Per FDA recommendations, orthopedic surgeons should consider measuring and following serial chromium concentrations in EDTA anticoagulated whole blood in symptomatic patients with metal-on-metal hip implants as part of their overall clinical evaluation. Blood Cr concentrations are likely to be increased above the reference range in patients with metallic joint prosthesis. Prosthetic devices produced by Depuy Company, Dow Corning, Howmedica, LCS, PCA, Osteonics, Richards Company, Tricon, and Whiteside typically are made of chromium, cobalt, and molybdenum. This list of products is incomplete, and these products change occasionally; see prosthesis product information for each device for composition details.

Reference Values Describes reference intervals and additional information for interpretation of test results. May include intervals based on age and sex when appropriate. Intervals are Mayo-derived, unless otherwise designated. If an interpretive report is provided, the reference value field will state this.

0-17 years: not established

> or =18 years: <1.0 ng/mL

Interpretation Provides information to assist in interpretation of the test results

Results greater than the reference range indicate exposure to chromium (Cr) (see Cautions about specimen collection).

 

Prosthesis wear is known to result in increased circulating concentration of metal ions. Increased blood trace element concentrations in the absence of corroborating clinical information do not independently predict prosthesis wear or failure.

Cautions Discusses conditions that may cause diagnostic confusion, including improper specimen collection and handling, inappropriate test selection, and interfering substances

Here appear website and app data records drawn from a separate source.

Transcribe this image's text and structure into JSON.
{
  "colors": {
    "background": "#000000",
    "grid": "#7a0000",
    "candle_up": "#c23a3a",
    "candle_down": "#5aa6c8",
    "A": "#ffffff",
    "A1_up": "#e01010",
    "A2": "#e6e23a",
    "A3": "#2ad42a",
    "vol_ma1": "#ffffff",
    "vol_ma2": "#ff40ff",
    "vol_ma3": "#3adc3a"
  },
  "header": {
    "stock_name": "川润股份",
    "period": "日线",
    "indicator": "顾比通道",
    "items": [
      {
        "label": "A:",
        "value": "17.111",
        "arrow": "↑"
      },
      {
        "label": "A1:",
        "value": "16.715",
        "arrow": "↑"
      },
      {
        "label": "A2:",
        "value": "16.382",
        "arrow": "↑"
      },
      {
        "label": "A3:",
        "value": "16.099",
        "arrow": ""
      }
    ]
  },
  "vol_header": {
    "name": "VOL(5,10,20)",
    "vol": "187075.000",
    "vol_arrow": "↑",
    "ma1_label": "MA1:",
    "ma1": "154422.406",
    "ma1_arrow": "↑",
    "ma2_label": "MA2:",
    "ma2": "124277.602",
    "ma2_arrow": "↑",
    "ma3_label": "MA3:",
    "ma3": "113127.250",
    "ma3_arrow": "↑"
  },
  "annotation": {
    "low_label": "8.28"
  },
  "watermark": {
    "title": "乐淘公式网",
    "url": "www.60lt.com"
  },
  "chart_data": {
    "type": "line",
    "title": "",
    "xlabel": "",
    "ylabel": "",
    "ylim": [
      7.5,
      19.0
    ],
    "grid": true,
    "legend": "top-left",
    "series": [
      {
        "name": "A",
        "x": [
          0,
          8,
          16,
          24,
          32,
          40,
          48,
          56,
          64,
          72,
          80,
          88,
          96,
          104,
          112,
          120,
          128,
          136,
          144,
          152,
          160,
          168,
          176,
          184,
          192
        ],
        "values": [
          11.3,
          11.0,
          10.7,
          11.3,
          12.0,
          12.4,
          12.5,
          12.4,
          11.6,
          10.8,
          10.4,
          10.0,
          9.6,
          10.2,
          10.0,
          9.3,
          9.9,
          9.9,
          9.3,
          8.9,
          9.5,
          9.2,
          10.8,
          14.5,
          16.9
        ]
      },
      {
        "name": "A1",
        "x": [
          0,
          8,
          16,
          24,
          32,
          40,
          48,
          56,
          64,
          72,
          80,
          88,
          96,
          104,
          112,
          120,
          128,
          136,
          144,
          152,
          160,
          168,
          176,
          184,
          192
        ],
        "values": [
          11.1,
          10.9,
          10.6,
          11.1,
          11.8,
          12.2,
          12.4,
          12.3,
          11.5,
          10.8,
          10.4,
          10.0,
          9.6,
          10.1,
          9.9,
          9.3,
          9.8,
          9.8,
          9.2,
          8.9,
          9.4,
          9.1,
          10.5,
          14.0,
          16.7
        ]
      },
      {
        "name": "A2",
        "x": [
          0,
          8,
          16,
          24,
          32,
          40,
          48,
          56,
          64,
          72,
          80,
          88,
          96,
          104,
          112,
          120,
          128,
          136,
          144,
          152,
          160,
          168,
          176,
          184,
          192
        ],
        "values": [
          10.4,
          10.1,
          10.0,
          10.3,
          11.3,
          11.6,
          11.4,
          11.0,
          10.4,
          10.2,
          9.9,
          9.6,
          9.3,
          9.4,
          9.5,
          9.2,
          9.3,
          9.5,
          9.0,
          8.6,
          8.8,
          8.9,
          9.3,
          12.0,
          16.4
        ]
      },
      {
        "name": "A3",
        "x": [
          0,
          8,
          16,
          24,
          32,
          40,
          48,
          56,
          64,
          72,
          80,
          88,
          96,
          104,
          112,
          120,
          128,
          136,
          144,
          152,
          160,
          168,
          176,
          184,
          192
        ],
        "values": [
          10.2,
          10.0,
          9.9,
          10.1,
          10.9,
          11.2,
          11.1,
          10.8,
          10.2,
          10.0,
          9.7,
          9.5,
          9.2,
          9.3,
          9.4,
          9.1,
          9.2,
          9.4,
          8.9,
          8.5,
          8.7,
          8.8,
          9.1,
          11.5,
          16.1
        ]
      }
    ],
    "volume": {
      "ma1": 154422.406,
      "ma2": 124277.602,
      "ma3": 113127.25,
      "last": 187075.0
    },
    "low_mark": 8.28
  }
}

Chromium is present in the environment at 100-fold to 1000-fold higher concentration than found in biological tissues. Reports of increased blood chromium could be due to external contamination. Metal-free blood collection procedures must be followed.

Clinical Reference Recommendations for in-depth reading of a clinical nature

1. Vincent JB: Elucidating a biological role for chromium at a molecular level. Acc Chem Res. 2000 July;33(7):503-510

2. Centers for Disease Control and Prevention: National Institute for Occupational Safety and Health (NIOSH) criteria for a recommended standard occupational exposure to hexavalent chromium. September 2013. Accessed November 06, 2020. Available at www.cdc.gov/niosh/docs/2013-128/pdfs/2013_128.pdf

3. Keegan GM, Learmonth ID, Case CP: A systematic comparison of the actual, potential, and theoretical health effects of cobalt and chromium exposures from industry and surgical implants. Crit Rev Toxicol. 2008;38:645-674

4. Tower SS: Arthroprosthetic cobaltism: Neurological and cardiac manifestations in two patients with metal-on-metal arthroplasty: A case report. J Bone Joint Surg Am. 2010 Dec;92(17):2847-2851

5. US Food and Drug Administration: Information about Soft Tissue Imaging and Metal Ion Testing. Updated March 15, 2019. Accessed March 2, 2021. Available at: www.fda.gov/MedicalDevices/ProductsandMedicalProcedures/ImplantsandProsthetics/MetalonMetalHipImplants/ucm331971.htm

6. US Department of Health and Human Services, Agency for Toxic Substances and Disease Registry: Toxicology profile for chromium. September 2012. Accessed March 2, 2021. Available at www.atsdr.cdc.gov/ToxProfiles/tp7.pdf

7. Rifai N, Horwath AR, Wittwer CT, eds: Tietz Textbook of Clinical Chemistry and Molecular Diagnostics. 6th ed. Elsevier; 2018

Special Instructions Library of PDFs including pertinent information and forms related to the test